Most pastors have said to me, “I just don’t touch it. It’s too volatile. It ends up dividing the church.” I think that does a disservice to the people of God, who need moral guidance on this question. So simply having the conversation—for pastors to preach and teach on the subject. and then for Christians to start really prayerfully, contemplatively, reflectively working through it.
Abigail Disney: I tried to offer an example of how to have a reasoned conversation, which is, “Let’s stop talking about the specifics of how to interpret the second amendment. Let’s just back it up to where we all meet, which is around our deepest values.” If we can discuss those and come to some sort of agreement about, for instance, to what level is it lamentable to take a human life? Let’s start from the places we share and come to some agreement about our values, and then legislate from there.

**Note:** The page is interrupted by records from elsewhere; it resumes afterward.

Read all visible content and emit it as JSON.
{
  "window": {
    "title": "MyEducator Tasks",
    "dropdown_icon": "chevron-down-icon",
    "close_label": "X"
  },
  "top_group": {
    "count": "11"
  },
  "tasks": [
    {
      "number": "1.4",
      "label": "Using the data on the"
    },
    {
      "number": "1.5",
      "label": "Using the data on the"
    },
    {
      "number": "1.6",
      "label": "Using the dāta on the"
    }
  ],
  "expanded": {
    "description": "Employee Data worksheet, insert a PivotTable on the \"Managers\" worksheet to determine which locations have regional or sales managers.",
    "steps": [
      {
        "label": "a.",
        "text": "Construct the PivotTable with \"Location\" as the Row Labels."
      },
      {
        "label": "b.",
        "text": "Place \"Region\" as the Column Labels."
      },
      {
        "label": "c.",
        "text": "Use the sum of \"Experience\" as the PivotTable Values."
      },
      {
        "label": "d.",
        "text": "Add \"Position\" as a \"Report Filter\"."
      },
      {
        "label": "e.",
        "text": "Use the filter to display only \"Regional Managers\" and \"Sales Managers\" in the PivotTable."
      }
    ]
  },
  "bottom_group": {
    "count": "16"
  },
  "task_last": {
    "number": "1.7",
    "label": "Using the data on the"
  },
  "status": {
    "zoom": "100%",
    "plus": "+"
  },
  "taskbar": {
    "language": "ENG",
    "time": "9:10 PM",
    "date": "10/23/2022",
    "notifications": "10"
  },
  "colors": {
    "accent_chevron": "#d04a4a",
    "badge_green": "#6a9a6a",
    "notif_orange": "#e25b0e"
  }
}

I think everybody’s looking for a silver bullet—which is an unfortunate metaphor, but I can’t help it. We’re always thinking there’s one law or one rule or one petition. But this is a deep, long-term problem. It will take a long time for us to dig out from under it.
The answers are going to be local and specific to localities. What needs to be fixed in Texas is going to be different from what needs to be fixed in Florida and Wyoming and so forth. The answer is going to be for people to get online, do some research, figure out for themselves what they think needs to change. There are plenty of resources and places to go with that energy. It’s in every city. There’s a movement, so join it.

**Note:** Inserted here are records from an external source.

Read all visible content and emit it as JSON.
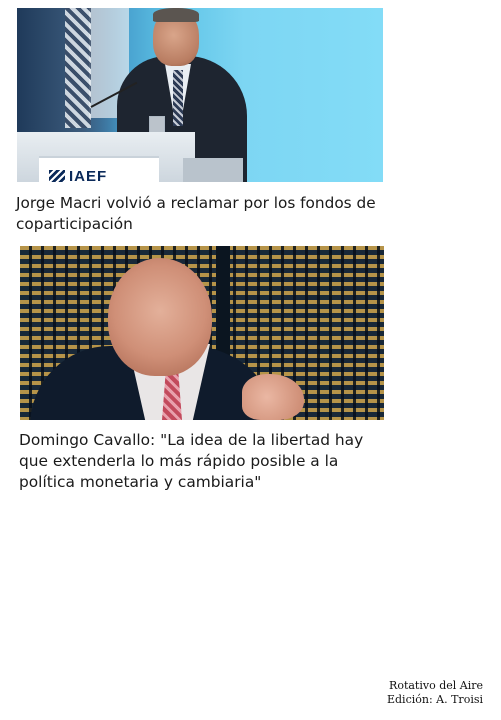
{
  "articles": [
    {
      "headline": "Jorge Macri volvió a reclamar por los fondos de coparticipación",
      "photo_logo_text": "IAEF"
    },
    {
      "headline": "Domingo Cavallo: \"La idea de la libertad hay que extenderla lo más rápido posible a la política monetaria y cambiaria\""
    }
  ],
  "credit": {
    "line1": "Rotativo del Aire",
    "line2": "Edición: A. Troisi"
  }
}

What do you hope people take away from the film?
Abigail Disney: I hope they walk away being willing to admit that they’re wrong. And I’m not just talking about people who disagree with me about guns. I hope people walk away with the idea that it’s all right to evolve politically.
It’s not scary or threatening to sit down with somebody who disagrees with you. It’s not good for anybody to just simply hang out with people who already agree with them. That’s soul-crushing, and it diminishes your mind and your imagination.
Rob Schenck: The film is filled with questions and very few answers. It’s an invitation for people to search their own hearts, their own minds, their own experiences, and come to their own conclusions. I’m rather optimistic about that. I think if people will go through a careful, prayerful process, they will come to the best conclusions on this over time.
I hope they’ll come away asking those questions of themselves and of their Christian communities. I hope pastors will join publicly in the conversation and eventually, our community of evangelicals will help in a larger, national conversation about this crisis.